Hurricanes and other natural disasters are often designated 'Acts of God" by insurance and other authorities... but how those authorities and victims react is very much driven by people. Zeitoun is a victim of Hurricane Katrina, and he decides do what he can to alleviate the suffering of other victims since he is strong and has some resources. So he sends his family away to safety and proceeds to paddle around in his canoe to check up on things. He finds that not all of those who are helping, including first responders, are doing much helping. He becomes victimized a 2nd time at the hands of "Authority" as he is accused of looting.
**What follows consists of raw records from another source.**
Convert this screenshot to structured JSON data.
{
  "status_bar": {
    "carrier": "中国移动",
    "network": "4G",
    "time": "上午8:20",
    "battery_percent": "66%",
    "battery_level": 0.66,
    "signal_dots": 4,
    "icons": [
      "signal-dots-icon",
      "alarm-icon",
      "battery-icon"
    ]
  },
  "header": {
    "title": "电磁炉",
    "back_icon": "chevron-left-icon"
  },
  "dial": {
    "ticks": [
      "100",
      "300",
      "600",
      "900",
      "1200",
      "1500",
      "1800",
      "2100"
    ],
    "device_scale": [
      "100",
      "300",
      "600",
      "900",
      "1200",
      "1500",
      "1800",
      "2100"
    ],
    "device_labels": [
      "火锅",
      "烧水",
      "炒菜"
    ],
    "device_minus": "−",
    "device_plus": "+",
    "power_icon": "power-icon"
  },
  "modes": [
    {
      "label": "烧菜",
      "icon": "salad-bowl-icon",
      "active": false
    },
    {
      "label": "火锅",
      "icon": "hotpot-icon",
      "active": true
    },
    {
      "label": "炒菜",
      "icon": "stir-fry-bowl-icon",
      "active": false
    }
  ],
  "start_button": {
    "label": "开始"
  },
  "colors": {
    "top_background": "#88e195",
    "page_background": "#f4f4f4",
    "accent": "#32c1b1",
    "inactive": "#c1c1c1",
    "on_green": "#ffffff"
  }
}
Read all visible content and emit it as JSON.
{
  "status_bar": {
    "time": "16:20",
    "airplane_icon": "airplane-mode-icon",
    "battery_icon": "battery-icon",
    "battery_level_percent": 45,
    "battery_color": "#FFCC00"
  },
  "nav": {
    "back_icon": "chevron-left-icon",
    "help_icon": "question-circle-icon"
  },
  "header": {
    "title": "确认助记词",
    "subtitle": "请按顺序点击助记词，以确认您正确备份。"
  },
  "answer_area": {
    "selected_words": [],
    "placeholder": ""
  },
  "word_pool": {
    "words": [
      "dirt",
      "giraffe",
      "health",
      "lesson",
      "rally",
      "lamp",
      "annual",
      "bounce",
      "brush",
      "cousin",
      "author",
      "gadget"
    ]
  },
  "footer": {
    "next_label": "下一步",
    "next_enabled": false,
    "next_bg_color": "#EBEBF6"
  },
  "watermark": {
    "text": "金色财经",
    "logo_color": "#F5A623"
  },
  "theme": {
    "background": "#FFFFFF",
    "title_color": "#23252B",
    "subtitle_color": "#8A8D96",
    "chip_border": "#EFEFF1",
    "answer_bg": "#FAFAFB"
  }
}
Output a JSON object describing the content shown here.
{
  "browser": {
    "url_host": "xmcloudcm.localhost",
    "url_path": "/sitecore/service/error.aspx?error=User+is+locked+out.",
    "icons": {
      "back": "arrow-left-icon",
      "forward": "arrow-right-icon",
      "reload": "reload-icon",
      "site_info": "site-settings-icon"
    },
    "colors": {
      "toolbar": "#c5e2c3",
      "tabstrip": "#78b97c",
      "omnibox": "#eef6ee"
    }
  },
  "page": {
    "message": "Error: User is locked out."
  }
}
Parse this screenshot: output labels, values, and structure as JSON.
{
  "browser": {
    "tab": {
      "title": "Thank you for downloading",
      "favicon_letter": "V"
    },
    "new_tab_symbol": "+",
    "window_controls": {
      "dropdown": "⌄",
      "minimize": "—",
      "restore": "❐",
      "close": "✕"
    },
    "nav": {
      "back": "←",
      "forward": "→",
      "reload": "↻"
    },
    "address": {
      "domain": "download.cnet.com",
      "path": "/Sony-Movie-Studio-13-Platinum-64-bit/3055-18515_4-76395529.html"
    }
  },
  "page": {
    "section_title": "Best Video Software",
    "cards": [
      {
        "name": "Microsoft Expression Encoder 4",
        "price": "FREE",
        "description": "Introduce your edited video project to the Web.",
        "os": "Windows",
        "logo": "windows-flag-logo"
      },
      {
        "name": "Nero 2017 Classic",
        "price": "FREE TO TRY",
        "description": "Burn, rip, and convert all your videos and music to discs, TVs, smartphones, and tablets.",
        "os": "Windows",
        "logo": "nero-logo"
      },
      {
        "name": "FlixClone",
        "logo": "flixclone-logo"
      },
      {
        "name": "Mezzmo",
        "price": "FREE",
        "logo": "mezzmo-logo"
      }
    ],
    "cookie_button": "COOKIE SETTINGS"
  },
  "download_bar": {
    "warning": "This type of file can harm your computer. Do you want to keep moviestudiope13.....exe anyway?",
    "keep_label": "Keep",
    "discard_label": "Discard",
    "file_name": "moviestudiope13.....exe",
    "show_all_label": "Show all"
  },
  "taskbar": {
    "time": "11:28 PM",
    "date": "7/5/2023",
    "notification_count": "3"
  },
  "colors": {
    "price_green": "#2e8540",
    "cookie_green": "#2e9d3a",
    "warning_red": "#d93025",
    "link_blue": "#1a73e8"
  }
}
It's a fascinating story, told from the vantage point of someone who was there, lived through it, and suffered the consequences. Did the experience change him and those around him? How could it not? Read it and find out how. And maybe you will be motivated to voluntary community services.
Nicely written, well read. It was a spellbinding story, the story of Hurricane Katrina that the media missed.
Inspiring. Shocking. Moving.
I'm not sure that I have read a book that would be a good comparison. I'll have to think about that...
I haven't, but would be interested.
Not so much a moment, but the pure determination of Zeitoun's wife throughout the entire ordeal.
I was shocked to learn that this happened in our country in the very recent past. I have also read about what has since happened to Zeitoun and it is very upsetting. You have to wonder how much his situation after Katrina played into the broken life he finds himself in now.
This was one of my favorite books. I have given it to many people. We all have heard so much about Katrina, this story puts a face to the events and adds the additional element of telling a us more about being Muslim in America. A must read.
The story starts out as a simple recounting of the the life of Zeitoun and his family/ I thought it was like reading a history book, not that interesting. But then it grabs you and doesn't let go.
This book gives a damning account of how civil rights can be COMPLETELY ignored in this country when ignorant, thoughtless people who don't care about their fellow human beings and can make their life total hell and don't care at all. It's incomprensible.
The performance was good